An agreement between Syrian authorities and rebel groups, allowing for over 4,000 fighters and civilians to travel to Raqqa and Marea, is in limbo after an air strike killed Zahran Alloush, leader of rebel group Jaysh al-Islam.
The UN-brokered deal would have allowed for over 2,000 fighters from various factions – Islamic State (Isis), their rival al-Qaeda affiliated Jabhat al-Nusra, and rebels from groups including Jaysh al-Islam – to be be transported to the northern cities of Raqqa, held by IS (Daesh), and Marea, controlled by al-Nusra, the official said.
The areas to be evacuated included Qadam, Hajar al-Aswad and the Palestinian camp of Yarmouk. This pull-out deal would have been the first of its kind between Syrian authorities and IS.
The removal of the fighters was expected to allow Syrian President Bashar al-Assad to reaffirm his control over parts of the city which has seen heavy bombing since the beginning of the civil war, and re-establish supply lines. The siege has stemmed the flow of humanitarian aid which has led to the death of thousands in what Amnesty International says amounts to war crimes.
The British-based Syrian Observatory for Human Rights said that the evacuation had been expected to take place early on Saturday, but as Alloush is now dead no safe passage can be guaranteed for the convoy.
Jaysh al-Islam have named Issam al-Buwaydani, also known as Abu Humam, as its new leader. It is now not clear if and when the fighters will be evacuated from besieged rebel-held areas of the city.

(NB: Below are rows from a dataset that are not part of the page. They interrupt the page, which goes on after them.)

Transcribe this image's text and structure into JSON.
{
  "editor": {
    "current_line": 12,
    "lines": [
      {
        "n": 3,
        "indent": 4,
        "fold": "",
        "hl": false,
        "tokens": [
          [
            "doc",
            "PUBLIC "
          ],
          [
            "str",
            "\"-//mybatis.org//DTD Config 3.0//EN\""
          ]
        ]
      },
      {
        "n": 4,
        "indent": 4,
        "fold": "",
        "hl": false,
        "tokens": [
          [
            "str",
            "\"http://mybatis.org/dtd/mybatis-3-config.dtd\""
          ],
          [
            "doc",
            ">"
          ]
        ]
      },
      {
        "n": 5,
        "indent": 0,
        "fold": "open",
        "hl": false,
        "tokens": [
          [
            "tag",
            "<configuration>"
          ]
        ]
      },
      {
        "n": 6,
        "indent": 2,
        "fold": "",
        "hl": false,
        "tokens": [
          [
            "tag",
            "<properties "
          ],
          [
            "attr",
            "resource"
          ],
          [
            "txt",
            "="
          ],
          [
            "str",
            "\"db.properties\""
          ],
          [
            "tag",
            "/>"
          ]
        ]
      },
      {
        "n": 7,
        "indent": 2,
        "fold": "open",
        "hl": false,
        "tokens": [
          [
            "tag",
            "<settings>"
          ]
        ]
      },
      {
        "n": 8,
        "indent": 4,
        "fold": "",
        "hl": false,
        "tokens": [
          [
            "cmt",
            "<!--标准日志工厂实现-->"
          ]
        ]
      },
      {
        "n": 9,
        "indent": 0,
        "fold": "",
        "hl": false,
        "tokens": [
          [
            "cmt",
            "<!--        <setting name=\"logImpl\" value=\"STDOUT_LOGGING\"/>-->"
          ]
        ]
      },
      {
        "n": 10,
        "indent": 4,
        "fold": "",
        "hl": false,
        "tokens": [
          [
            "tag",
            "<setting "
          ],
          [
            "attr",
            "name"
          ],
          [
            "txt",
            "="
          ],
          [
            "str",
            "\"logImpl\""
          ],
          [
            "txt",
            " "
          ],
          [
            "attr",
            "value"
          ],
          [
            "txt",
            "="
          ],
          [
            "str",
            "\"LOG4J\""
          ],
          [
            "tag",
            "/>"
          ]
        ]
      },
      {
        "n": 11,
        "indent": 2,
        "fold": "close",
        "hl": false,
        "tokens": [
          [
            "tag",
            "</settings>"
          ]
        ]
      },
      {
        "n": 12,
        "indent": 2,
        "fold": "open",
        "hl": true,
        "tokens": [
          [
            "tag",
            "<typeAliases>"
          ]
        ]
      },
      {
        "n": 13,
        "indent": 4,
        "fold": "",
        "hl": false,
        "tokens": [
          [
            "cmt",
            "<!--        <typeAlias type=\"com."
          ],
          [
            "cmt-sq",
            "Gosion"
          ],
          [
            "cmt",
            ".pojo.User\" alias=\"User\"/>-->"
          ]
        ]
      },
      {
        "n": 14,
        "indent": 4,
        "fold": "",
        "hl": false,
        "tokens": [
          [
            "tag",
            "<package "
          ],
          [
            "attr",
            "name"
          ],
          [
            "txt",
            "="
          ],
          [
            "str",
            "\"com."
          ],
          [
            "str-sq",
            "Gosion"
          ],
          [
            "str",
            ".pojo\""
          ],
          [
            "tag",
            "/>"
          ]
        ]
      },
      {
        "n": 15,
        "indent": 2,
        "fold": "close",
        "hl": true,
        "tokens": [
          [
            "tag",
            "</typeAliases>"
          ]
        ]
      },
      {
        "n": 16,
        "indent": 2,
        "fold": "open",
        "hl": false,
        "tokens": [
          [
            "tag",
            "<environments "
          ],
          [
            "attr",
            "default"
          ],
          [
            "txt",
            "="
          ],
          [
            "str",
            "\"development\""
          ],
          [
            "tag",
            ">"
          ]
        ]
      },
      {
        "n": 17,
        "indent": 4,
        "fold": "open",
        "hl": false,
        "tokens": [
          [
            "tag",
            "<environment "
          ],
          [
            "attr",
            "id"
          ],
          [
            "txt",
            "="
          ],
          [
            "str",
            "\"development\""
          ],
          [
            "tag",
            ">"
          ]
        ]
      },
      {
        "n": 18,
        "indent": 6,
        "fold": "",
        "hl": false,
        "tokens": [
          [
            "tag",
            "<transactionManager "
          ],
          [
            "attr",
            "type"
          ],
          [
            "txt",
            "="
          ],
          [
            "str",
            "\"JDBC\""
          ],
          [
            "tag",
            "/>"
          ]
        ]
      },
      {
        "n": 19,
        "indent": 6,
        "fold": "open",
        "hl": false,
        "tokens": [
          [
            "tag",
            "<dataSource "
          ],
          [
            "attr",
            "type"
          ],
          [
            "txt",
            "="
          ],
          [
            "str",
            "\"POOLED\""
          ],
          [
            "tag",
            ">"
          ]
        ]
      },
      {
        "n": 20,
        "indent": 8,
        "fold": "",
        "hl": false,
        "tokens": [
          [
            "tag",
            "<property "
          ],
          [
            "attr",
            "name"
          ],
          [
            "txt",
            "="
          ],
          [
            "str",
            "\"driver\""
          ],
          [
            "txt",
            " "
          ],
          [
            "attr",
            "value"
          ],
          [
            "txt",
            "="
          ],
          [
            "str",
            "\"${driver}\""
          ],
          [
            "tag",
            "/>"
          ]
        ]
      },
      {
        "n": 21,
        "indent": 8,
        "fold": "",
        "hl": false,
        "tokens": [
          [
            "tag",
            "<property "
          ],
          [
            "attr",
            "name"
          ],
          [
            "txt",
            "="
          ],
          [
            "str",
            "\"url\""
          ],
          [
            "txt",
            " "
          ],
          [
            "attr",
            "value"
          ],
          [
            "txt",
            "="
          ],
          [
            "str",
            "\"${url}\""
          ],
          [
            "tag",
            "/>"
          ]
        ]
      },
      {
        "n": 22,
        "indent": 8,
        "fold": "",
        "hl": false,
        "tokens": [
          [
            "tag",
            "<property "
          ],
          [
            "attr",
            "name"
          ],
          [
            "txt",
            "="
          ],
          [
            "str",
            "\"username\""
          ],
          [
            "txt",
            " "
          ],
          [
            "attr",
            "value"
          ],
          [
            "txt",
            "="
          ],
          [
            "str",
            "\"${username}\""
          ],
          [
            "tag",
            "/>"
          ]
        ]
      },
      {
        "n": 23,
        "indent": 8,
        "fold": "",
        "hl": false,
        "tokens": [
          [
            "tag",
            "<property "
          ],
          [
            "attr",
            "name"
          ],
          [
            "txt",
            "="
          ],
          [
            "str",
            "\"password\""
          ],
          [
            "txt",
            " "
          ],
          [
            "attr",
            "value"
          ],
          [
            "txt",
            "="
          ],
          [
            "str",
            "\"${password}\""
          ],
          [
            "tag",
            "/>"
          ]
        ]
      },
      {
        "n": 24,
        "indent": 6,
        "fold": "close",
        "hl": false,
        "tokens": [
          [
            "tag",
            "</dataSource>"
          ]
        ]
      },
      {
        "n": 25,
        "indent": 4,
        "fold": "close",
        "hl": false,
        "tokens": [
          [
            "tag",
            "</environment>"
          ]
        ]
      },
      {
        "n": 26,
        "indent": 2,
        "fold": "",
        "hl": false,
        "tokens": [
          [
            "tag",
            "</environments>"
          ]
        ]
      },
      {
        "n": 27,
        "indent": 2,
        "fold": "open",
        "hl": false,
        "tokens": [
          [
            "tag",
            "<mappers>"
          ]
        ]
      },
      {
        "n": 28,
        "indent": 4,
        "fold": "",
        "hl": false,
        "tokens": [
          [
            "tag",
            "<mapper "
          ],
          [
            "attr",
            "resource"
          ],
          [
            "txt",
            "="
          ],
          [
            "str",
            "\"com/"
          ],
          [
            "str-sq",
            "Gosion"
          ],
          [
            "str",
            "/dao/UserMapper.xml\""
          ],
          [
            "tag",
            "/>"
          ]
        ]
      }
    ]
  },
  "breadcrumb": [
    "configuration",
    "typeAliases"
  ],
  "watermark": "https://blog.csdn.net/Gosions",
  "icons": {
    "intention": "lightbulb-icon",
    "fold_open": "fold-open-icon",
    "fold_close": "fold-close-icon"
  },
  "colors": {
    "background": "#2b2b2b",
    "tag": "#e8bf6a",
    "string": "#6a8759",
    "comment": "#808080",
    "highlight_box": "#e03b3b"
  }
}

Zahran Alloush was killed in an air strike on Friday (25 December), east of Damascus, where the Saudi-backed Islamist group is dominant. Assad's army command has claimed responsibility for the "special operation".
The Jaysh al-Islam leader had attended an opposition summit in Riyadh earlier in December which aimed to begin peace talks with the Syrian government. On 18 December the UN Security Council unanimously approved a resolution endorsing a plan for peace in Syria - that included input from rebel forces.
Despite losing ground across northern Syria to Kurdish forces, in northern Iraq to Kurdish and Christian forces and in Ramadi, east of Baghdad, to the Iraqi army on 26 December, IS leader Abu Bakr al-Baghdadi released a new message saying that the self-declared 'caliphate' is doing 'well'. "Be confident that God will grant victory to those who worship him, and hear the good news that our state is doing well. The more intense the war against it, the purer it becomes and the tougher it gets," he said.